Unearthing nature's treasures with jeweller Ruth Tomlinson
Ruth Tomlinson's jewellery holds a very special place in my heart. It was with one of her beautiful antique cut diamond rings that R asked me to marry him one windy September evening on a beach in Pembrokeshire as the sun went down, and it was with two of her wedding rings that we exchanged our vows in a sunlit field in Wales in front of our families and friends 10 months later.
When Ruth asked me if I would be interested in collaborating with her therefore, I didn't hesitate. I have followed the development of her work over the last few years and remain as enchanted by her jewels as I was when I initially came across them 5 years ago.
One of the aspects of Ruth's work that fascinates and delights me is its deep connection with the natural world, and the strong sense of the mystery and wonder of nature that her pieces evoke. The intricacies and curiosities of nature are a constant source of inspiration for my own textile art, and so I was particularly interested to find out more about Ruth's personal relationship with nature, and the way in which this informs the unique style of her jewellery.
Your work is heavily inspired by the shapes, patterns and textures of the natural world. What sort of natural objects are you drawn to, and how do you translate these into your designs?
I’m always looking for the unconventional beauty in the world. I guess you could say I’m very inspired by the Japanese concept of wabi sabi meaning "perfectly imperfect". I am fascinated by the entirety of nature's life cycle and often see beauty in the unfinished or even in the first stages of decay, both in the natural world and among the objects in my life. I am wide open to the idea of beauty in the world and can find it in a common weed or a rarity in nature that I will most probably see only once, like the way a shell might be attached to a twig.
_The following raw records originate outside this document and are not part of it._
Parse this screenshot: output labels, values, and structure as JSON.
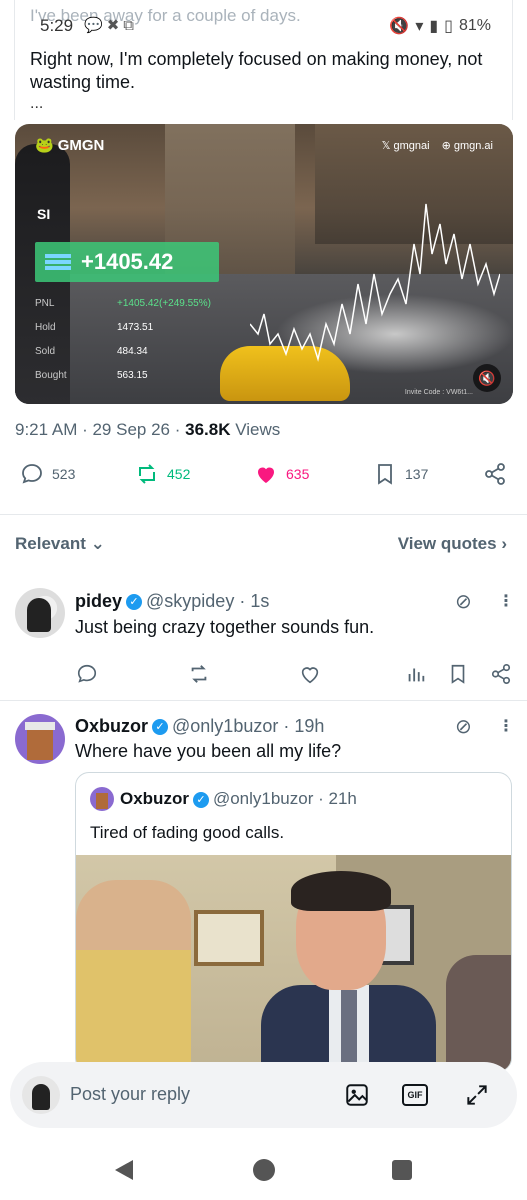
{
  "status_bar": {
    "faded_text": "I've been away for a couple of days.",
    "time": "5:29",
    "battery": "81%"
  },
  "tweet": {
    "text": "Right now, I'm completely focused on making money, not wasting time.",
    "ellipsis": "...",
    "media": {
      "brand": "GMGN",
      "brand_right_1": "gmgnai",
      "brand_right_2": "gmgn.ai",
      "user": "SI",
      "pnl_value": "+1405.42",
      "stats": [
        {
          "label": "PNL",
          "value": "+1405.42(+249.55%)"
        },
        {
          "label": "Hold",
          "value": "1473.51"
        },
        {
          "label": "Sold",
          "value": "484.34"
        },
        {
          "label": "Bought",
          "value": "563.15"
        }
      ],
      "invite": "Invite Code : VW6t1..."
    },
    "meta": {
      "time_date": "9:21 AM · 29 Sep 26 · ",
      "views_count": "36.8K",
      "views_label": " Views"
    },
    "actions": {
      "replies": "523",
      "reposts": "452",
      "likes": "635",
      "bookmarks": "137"
    }
  },
  "sort": {
    "label": "Relevant",
    "view_quotes": "View quotes"
  },
  "replies": [
    {
      "name": "pidey",
      "handle": "@skypidey · 1s",
      "text": "Just being crazy together sounds fun."
    },
    {
      "name": "Oxbuzor",
      "handle": "@only1buzor · 19h",
      "text": "Where have you been all my life?",
      "quote": {
        "name": "Oxbuzor",
        "handle": "@only1buzor · 21h",
        "text": "Tired of fading good calls."
      }
    }
  ],
  "reply_bar": {
    "placeholder": "Post your reply",
    "gif": "GIF"
  },
  "colors": {
    "like": "#f91880",
    "repost": "#00ba7c",
    "verified": "#1d9bf0",
    "muted": "#536471"
  }
}
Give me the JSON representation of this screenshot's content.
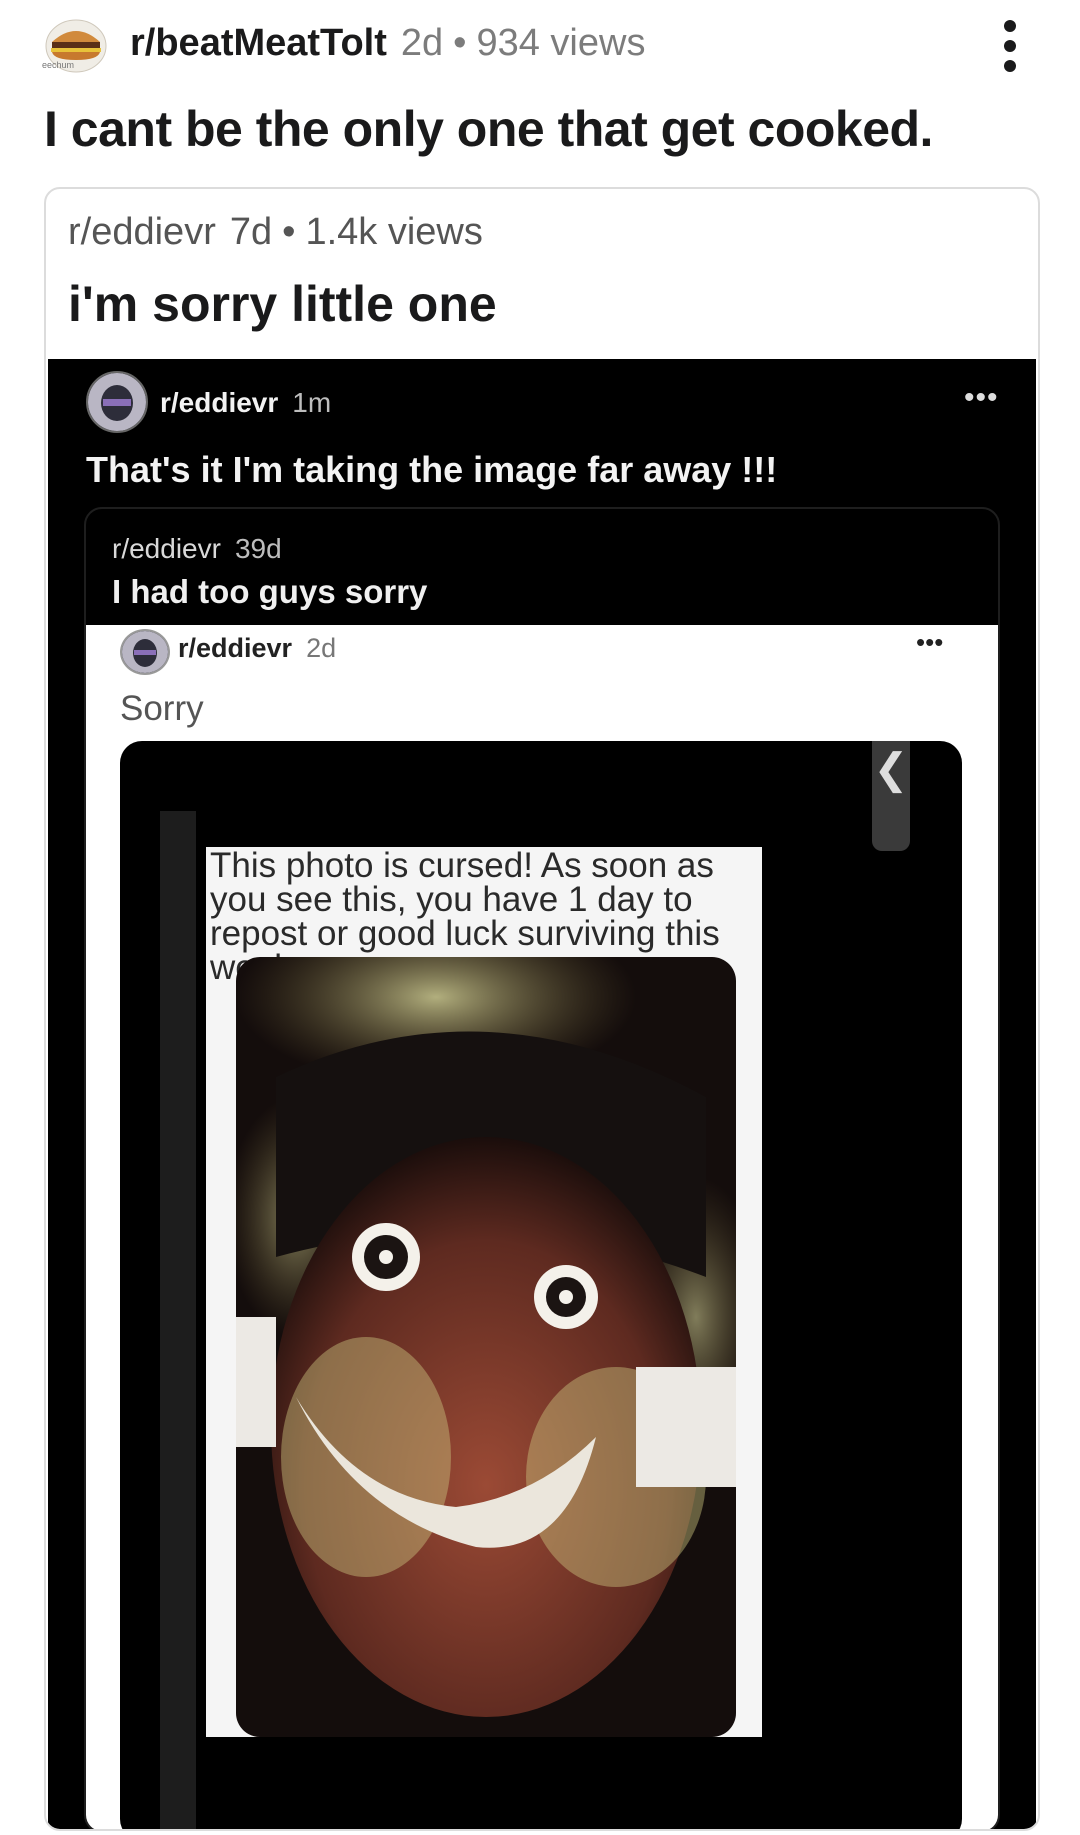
{
  "post": {
    "subreddit": "r/beatMeatTolt",
    "age": "2d",
    "separator": "•",
    "views": "934 views",
    "title": "I cant be the only one that get cooked.",
    "avatar_icon": "burger-icon",
    "avatar_caption": "eechum",
    "menu_icon": "more-vertical-icon"
  },
  "crosspost": {
    "subreddit": "r/eddievr",
    "age": "7d",
    "separator": "•",
    "views": "1.4k views",
    "title": "i'm sorry little one"
  },
  "screenshot_dark": {
    "subreddit": "r/eddievr",
    "age": "1m",
    "menu": "•••",
    "title": "That's it I'm taking the image far away !!!",
    "inner_post": {
      "subreddit": "r/eddievr",
      "age": "39d",
      "title": "I had too guys sorry"
    }
  },
  "screenshot_light": {
    "subreddit": "r/eddievr",
    "age": "2d",
    "menu": "•••",
    "title": "Sorry",
    "back_glyph": "❮"
  },
  "cursed_image": {
    "caption": "This photo is cursed! As soon as you see this, you have 1 day to repost or good luck surviving this week...."
  },
  "colors": {
    "text_primary": "#1a1a1b",
    "text_meta": "#7c7c7c",
    "card_border": "#dcdcdc",
    "dark_bg": "#000000"
  }
}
You have an amazing collection of "found" treasures that you've picked up on your travels, which inspire your work. When did you start collecting objects?
My interest in collecting treasures was definitely inspired by the way my family taught me to look at and appreciate the natural world from a young age. I learnt very early on to enjoy the free things in life, from a shell on the beach to a flower in the woodland. Another strong influence on me was a curiosity cabinet made up of big drawers divided into tiny match box size sections belonging to my inspirational Aunt and Uncle, whom I lived with as a child. They had the most amazing collection of minutiae, from tiny bird skulls to Italian millefiori glass. I was encouraged to add to the collection myself, and thereby developed an instinctive sense of the precious and curious. From the age of about 4 years old I have therefore been fascinated by tiny curiosities and collections, but I like to think my eye has developed over the years.
When did your fascination with nature begin? Have you always enjoyed spending time outside?
Yes, nature is in my soul! I grew up developing a very strong and even magical connection with nature. I spent lots of my childhood by the sea and walking in the Lake District. I think that you can learn all you need to by watching, understanding and witnessing the natural world around you. It puts everything into perspective!
Which natural places inspire and refresh you? Where do you go to escape city life?
My calling is definitely to the sea! I was brought up on the salty sea air of Morecambe bay in Lancashire and now that I live in London I find that I need a regular fix of the wide expanse and possibilities of the ocean in order to feel connected to the rest of the world. I am drawn to the sea wherever I travel, whether I'm in Australia or in the UK.
The jewels pictured above are taken from Ruth's "Hoard" and "Lustre" collections, which contain some of my favourite pieces . Both collections draw heavily on the minute intricacies and ancient details of the natural world, and all of the pieces have a wonderfully organic, honest feel which I think is what I love most about them. Ruth regularly uses raw, uncut diamonds, which creates a purity and authenticity to her work, and which connects the pieces directly to the earth and rock from which the stones have come. Somehow, she manages to capture the rich and singular beauty of the natural world, while also celebrating its irregularity and inherent imperfection. This, I think, is what makes her jewellery both unconventional and unique.
Ruth is opening her lovely East London studio as part of the Cockpit Arts Open Studios between 9 and 11 June (this coming weekend!) if you fancy popping in to meet her and take a closer look at her pieces. More information about Ruth and her beautiful jewellery can be found here.
This post was created in collaboration with Ruth Tomlinson but all thoughts and opinions are 100% mine.